◆ The input ◆
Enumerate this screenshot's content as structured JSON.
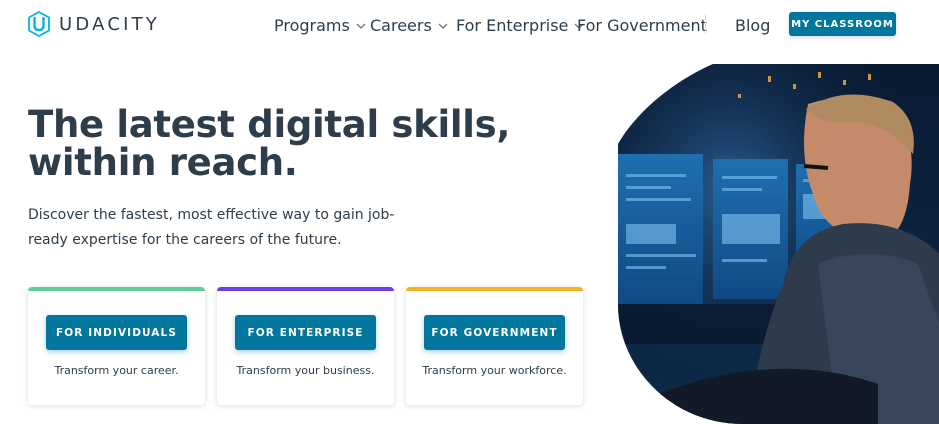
{
  "brand": {
    "name": "UDACITY",
    "color": "#02b3e4"
  },
  "nav": {
    "items": [
      {
        "label": "Programs",
        "dropdown": true
      },
      {
        "label": "Careers",
        "dropdown": true
      },
      {
        "label": "For Enterprise",
        "dropdown": true
      },
      {
        "label": "For Government",
        "dropdown": false
      }
    ],
    "blog": "Blog",
    "classroom_button": "MY CLASSROOM"
  },
  "hero": {
    "headline_line1": "The latest digital skills,",
    "headline_line2": "within reach.",
    "subtext": "Discover the fastest, most effective way to gain job-ready expertise for the careers of the future."
  },
  "cards": [
    {
      "button": "FOR INDIVIDUALS",
      "caption": "Transform your career.",
      "accent": "#5ad09a"
    },
    {
      "button": "FOR ENTERPRISE",
      "caption": "Transform your business.",
      "accent": "#6e3fe8"
    },
    {
      "button": "FOR GOVERNMENT",
      "caption": "Transform your workforce.",
      "accent": "#f5b120"
    }
  ],
  "colors": {
    "primary_button": "#02779e",
    "heading": "#2e3d49"
  },
  "hero_image": {
    "subject": "person-at-monitors-photo"
  }
}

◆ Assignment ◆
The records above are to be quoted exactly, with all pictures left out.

◆ Your solution ◆
Enumerate this screenshot's content as structured JSON.
{
  "brand": {
    "name": "UDACITY",
    "color": "#02b3e4"
  },
  "nav": {
    "items": [
      {
        "label": "Programs",
        "dropdown": true
      },
      {
        "label": "Careers",
        "dropdown": true
      },
      {
        "label": "For Enterprise",
        "dropdown": true
      },
      {
        "label": "For Government",
        "dropdown": false
      }
    ],
    "blog": "Blog",
    "classroom_button": "MY CLASSROOM"
  },
  "hero": {
    "headline_line1": "The latest digital skills,",
    "headline_line2": "within reach.",
    "subtext": "Discover the fastest, most effective way to gain job-ready expertise for the careers of the future."
  },
  "cards": [
    {
      "button": "FOR INDIVIDUALS",
      "caption": "Transform your career.",
      "accent": "#5ad09a"
    },
    {
      "button": "FOR ENTERPRISE",
      "caption": "Transform your business.",
      "accent": "#6e3fe8"
    },
    {
      "button": "FOR GOVERNMENT",
      "caption": "Transform your workforce.",
      "accent": "#f5b120"
    }
  ],
  "colors": {
    "primary_button": "#02779e",
    "heading": "#2e3d49"
  },
  "hero_image": {
    "subject": "person-at-monitors-photo"
  }
}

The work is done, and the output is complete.